Attention Deficit Hyperactivity Disorder (ADHD) is a neurological disorder. It affects your ability to sit still, focus, and control behavior. ADHD is commonly associated with a few other conditions such as learning disabilities, anxiety, depression, bipolar disorder, sensory processing disorder, autism spectrum disorders, obsessive compulsive disorder (OCD), and oppositional defiant disorder.
This condition is not only a childhood problem; it can affect people of any age. Children with this disorder may find themselves in frequent trouble at school, simply because of their inability to focus and follow instructions. Left untreated, adults with ADHD may experience problems with employment, managing finances, and maintaining relationships. It can significantly disrupt your life and cause significant struggles to perform daily tasks.
Pathophysiology and Risk Factors
This condition may result from a chemical imbalance in the brain, although the exact cause is unknown. ADHD is associated with lower activity levels in some regions of the brain (the parts that control attention and focus). Many studies have indicated that these brain areas may be smaller and less prominent than a brain without this disorder.

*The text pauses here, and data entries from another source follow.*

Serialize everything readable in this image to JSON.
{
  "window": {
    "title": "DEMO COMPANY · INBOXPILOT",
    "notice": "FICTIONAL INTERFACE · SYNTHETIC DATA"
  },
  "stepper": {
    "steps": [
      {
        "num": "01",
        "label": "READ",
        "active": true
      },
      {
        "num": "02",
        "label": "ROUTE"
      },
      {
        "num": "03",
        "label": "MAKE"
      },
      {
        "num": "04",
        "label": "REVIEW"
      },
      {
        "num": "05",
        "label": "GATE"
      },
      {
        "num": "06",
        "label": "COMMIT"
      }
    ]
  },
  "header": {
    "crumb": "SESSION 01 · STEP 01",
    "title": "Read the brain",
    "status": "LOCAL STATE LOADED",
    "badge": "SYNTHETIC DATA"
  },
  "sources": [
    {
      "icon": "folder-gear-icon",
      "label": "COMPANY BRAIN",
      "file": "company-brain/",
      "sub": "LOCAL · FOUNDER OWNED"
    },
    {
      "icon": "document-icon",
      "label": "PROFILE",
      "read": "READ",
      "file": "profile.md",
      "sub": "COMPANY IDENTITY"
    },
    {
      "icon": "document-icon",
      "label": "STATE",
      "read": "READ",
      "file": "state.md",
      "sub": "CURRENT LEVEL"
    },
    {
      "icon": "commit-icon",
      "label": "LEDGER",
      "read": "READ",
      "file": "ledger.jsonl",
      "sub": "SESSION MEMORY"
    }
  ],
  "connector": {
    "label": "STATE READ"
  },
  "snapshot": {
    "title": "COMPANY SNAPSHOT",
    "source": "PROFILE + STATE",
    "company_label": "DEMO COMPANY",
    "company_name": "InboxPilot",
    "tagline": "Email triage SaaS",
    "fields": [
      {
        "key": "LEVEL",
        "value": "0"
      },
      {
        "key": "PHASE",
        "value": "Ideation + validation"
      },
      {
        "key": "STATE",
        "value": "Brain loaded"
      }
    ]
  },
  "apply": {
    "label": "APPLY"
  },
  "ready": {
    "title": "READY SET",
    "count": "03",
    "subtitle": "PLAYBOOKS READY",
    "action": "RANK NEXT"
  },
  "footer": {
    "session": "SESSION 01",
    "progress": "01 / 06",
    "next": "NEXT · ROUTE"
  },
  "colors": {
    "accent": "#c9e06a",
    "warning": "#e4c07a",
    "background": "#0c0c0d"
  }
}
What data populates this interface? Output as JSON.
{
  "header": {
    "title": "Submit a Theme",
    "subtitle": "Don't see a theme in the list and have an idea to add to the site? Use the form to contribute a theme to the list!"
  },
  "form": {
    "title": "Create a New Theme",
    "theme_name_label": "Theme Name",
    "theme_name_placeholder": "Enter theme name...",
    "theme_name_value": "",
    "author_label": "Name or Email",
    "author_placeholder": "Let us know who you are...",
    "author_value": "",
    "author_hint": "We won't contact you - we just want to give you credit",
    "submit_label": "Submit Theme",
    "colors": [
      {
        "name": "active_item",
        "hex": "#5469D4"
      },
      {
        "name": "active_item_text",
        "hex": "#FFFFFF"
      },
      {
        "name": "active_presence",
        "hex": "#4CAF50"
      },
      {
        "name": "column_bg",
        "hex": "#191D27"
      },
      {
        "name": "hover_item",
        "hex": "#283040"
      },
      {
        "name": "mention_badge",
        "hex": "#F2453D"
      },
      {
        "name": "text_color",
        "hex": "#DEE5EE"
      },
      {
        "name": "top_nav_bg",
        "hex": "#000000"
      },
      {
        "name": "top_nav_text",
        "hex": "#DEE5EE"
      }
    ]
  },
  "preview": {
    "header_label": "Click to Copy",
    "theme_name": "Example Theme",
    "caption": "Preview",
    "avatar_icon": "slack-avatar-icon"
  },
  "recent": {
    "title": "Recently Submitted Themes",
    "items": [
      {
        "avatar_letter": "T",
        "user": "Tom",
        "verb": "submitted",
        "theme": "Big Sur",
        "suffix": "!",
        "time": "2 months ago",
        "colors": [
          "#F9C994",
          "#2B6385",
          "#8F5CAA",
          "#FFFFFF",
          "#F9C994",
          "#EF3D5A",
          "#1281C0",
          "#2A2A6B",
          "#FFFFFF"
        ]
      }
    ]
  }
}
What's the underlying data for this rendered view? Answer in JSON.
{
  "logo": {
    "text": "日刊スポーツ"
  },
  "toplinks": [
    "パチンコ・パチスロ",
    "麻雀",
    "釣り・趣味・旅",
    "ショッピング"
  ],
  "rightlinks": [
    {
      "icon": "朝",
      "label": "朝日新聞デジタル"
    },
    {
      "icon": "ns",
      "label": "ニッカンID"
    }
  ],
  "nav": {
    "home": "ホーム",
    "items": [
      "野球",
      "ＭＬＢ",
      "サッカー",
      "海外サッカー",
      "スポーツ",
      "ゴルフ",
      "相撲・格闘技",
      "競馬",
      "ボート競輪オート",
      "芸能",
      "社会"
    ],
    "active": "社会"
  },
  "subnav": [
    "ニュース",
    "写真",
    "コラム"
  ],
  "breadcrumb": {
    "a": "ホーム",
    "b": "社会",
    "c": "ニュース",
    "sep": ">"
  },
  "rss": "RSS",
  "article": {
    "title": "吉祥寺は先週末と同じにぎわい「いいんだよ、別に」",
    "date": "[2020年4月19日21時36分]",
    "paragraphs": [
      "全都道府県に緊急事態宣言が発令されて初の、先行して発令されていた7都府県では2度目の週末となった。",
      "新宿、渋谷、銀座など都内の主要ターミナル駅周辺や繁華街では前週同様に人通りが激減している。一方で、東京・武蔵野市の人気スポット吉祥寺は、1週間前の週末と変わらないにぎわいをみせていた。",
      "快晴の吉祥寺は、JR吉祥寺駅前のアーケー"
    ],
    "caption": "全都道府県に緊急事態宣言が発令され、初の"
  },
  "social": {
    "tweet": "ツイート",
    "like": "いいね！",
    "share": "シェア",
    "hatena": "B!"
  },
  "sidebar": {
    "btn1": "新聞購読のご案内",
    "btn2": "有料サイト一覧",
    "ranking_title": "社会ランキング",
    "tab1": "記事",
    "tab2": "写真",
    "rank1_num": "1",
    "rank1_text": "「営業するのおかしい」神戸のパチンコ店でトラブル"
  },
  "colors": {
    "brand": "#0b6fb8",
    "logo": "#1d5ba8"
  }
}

This disorder also has a strong genetic component. A child with this brain disorder will likely also have a parent with it. Sometimes parent and child are both diagnosed simultaneously as this disorder is becoming more and more well recognized. Other risk factors include premature birth and a significant head injury.